Exxaro expecting slight increase in production, sales for 2022
Friday, December 2nd, 2022
Diversified company Exxaro Resources expects its coal production – excluding buy-ins – to increase by 3% and its sales volumes by 1% for the 2022 financial year ending December 31, despite logistical constraints throughout the year and the disposal of the Exxaro Coal Central operations on September 3, 2021.
“The impact of the Russia-Ukraine war and renewed Covid-19 infections and lockdowns, mostly in China . . . further disrupted supply chains, fuelled inflation, significantly increased energy cost[s] and slowed economic growth.
“As a result, commodity markets were mixed and volatile throughout the period under review,” Exxaro FD Riaan Koppeschaar said in a preclose statement issued on December 1.
He said that, after a strong finish to 2021, the global economic expansion lost momentum during 2022. A 5.8% growth rate in 2021 decreased to 2.8% in 2022, with financial market conditions deteriorating during the second half of the year, presenting the emerging risk of a global economic recession.
During this year, Exxaro’s supply into global thermal coal markets was influenced by the Indonesian government’s temporary ban on exports, inclement weather conditions, rail challenges in South Africa and labour issues in Australia.
Additionally, the Russia-Ukraine conflict caused uncertainty among global markets as energy insecurity surfaced in Europe, favouring South African seaborne thermal coal trade as international sanctions for Russian coal came into effect.
For most of the year, a tight global gas market supported thermal coal demand and prices. The substantial increase in gas prices, reduction of gas supply from Russia, the implementation of a European Union embargo on Russian coal imports, and the tightness of higher calorific value (CV) coal supply sustained strong pricing of high CV coal throughout the third quarter, Exxaro reported.
However, the company warned that low water levels in Europe’s Rhine river, along with high gas and coal inventories at some of Europe’s power utilities, as well as mild winter temperatures in October and November, have sent coal prices on a downward trajectory since the start of the fourth quarter.
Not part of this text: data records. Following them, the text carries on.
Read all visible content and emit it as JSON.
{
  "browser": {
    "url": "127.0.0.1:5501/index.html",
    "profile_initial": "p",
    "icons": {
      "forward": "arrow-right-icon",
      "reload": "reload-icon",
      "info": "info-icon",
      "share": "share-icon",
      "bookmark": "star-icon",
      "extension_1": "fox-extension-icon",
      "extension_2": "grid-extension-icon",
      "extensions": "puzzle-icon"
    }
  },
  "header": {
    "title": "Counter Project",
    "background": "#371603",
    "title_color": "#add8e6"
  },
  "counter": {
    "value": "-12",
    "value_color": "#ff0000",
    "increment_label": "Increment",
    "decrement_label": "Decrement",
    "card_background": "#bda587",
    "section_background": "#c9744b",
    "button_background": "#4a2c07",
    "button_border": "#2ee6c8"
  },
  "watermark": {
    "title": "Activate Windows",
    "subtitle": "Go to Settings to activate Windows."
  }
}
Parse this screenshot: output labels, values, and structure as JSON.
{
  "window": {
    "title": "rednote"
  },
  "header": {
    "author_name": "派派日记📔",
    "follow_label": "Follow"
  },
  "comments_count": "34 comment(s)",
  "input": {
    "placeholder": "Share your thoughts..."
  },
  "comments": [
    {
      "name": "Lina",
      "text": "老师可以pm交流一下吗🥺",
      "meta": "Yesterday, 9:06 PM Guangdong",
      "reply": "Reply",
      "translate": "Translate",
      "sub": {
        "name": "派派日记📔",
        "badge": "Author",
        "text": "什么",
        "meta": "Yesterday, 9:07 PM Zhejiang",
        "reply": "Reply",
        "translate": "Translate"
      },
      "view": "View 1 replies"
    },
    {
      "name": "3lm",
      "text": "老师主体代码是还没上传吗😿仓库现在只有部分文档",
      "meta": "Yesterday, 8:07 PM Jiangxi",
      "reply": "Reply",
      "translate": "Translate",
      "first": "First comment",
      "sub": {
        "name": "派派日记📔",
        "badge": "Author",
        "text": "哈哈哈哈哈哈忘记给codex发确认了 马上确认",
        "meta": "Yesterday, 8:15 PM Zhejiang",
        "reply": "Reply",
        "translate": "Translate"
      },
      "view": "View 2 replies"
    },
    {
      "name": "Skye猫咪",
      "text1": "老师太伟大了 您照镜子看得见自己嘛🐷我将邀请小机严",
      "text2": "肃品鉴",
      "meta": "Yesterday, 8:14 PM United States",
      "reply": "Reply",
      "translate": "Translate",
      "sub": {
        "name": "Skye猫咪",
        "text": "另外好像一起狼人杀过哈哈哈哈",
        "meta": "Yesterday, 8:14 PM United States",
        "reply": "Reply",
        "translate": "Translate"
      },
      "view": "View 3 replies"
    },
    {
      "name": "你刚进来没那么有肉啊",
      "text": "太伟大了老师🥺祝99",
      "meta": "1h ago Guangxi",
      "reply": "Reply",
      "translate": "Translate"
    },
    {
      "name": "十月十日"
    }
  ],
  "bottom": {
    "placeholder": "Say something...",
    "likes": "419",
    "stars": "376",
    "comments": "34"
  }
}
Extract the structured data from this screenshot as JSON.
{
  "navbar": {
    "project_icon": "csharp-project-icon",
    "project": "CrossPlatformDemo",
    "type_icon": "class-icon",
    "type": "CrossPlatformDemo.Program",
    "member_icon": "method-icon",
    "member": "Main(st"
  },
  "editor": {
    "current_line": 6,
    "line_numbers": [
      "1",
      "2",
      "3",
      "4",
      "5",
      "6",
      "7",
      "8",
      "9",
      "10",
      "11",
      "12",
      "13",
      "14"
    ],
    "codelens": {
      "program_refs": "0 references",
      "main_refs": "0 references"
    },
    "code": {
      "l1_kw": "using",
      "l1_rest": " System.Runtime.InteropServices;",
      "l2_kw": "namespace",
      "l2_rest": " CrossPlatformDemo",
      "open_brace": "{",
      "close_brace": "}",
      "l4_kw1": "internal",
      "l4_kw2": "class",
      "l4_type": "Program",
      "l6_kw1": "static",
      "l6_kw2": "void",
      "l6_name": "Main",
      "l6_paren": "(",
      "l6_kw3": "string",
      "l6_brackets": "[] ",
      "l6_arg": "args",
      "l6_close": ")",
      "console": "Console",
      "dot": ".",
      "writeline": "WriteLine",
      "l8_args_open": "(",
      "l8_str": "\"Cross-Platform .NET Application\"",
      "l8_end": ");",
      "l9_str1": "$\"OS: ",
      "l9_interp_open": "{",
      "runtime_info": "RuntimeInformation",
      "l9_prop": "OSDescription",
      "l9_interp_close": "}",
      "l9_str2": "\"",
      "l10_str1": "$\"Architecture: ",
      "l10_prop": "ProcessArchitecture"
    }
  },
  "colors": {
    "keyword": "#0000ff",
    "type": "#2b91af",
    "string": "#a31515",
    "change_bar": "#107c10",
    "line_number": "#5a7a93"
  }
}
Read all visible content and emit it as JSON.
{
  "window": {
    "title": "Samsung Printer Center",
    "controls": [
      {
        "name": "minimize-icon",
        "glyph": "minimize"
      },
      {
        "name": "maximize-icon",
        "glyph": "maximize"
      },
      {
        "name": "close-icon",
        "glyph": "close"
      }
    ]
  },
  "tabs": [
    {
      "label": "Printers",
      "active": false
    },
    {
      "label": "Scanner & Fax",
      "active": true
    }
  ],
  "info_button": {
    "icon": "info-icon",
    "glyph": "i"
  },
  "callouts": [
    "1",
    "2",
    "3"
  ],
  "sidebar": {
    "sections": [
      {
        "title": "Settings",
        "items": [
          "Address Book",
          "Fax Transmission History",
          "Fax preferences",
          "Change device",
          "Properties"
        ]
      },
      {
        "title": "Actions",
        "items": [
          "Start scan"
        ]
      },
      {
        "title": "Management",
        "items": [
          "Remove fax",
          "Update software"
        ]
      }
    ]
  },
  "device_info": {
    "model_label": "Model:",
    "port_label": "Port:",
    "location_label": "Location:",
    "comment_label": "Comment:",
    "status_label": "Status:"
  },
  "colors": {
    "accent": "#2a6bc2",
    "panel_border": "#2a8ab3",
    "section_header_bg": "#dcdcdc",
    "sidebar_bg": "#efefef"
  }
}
However, Exxaro expected China and India’s imported coal demand to pick up in the fourth quarter, while ample Indonesian supply and increased supply of discounted Russian coal will keep low-energy coal prices under pressure.
Meanwhile, domestic demand for Exxaro’s high CV coal remained stable, with the company expecting this segment to continue performing well.
As a result of ongoing constraints in terms of rail logistics, Exxaro said that it was selling export coal in the domestic market to exporters that had access to export capacity, while also turning to trucking and exporting coal through alternative ports.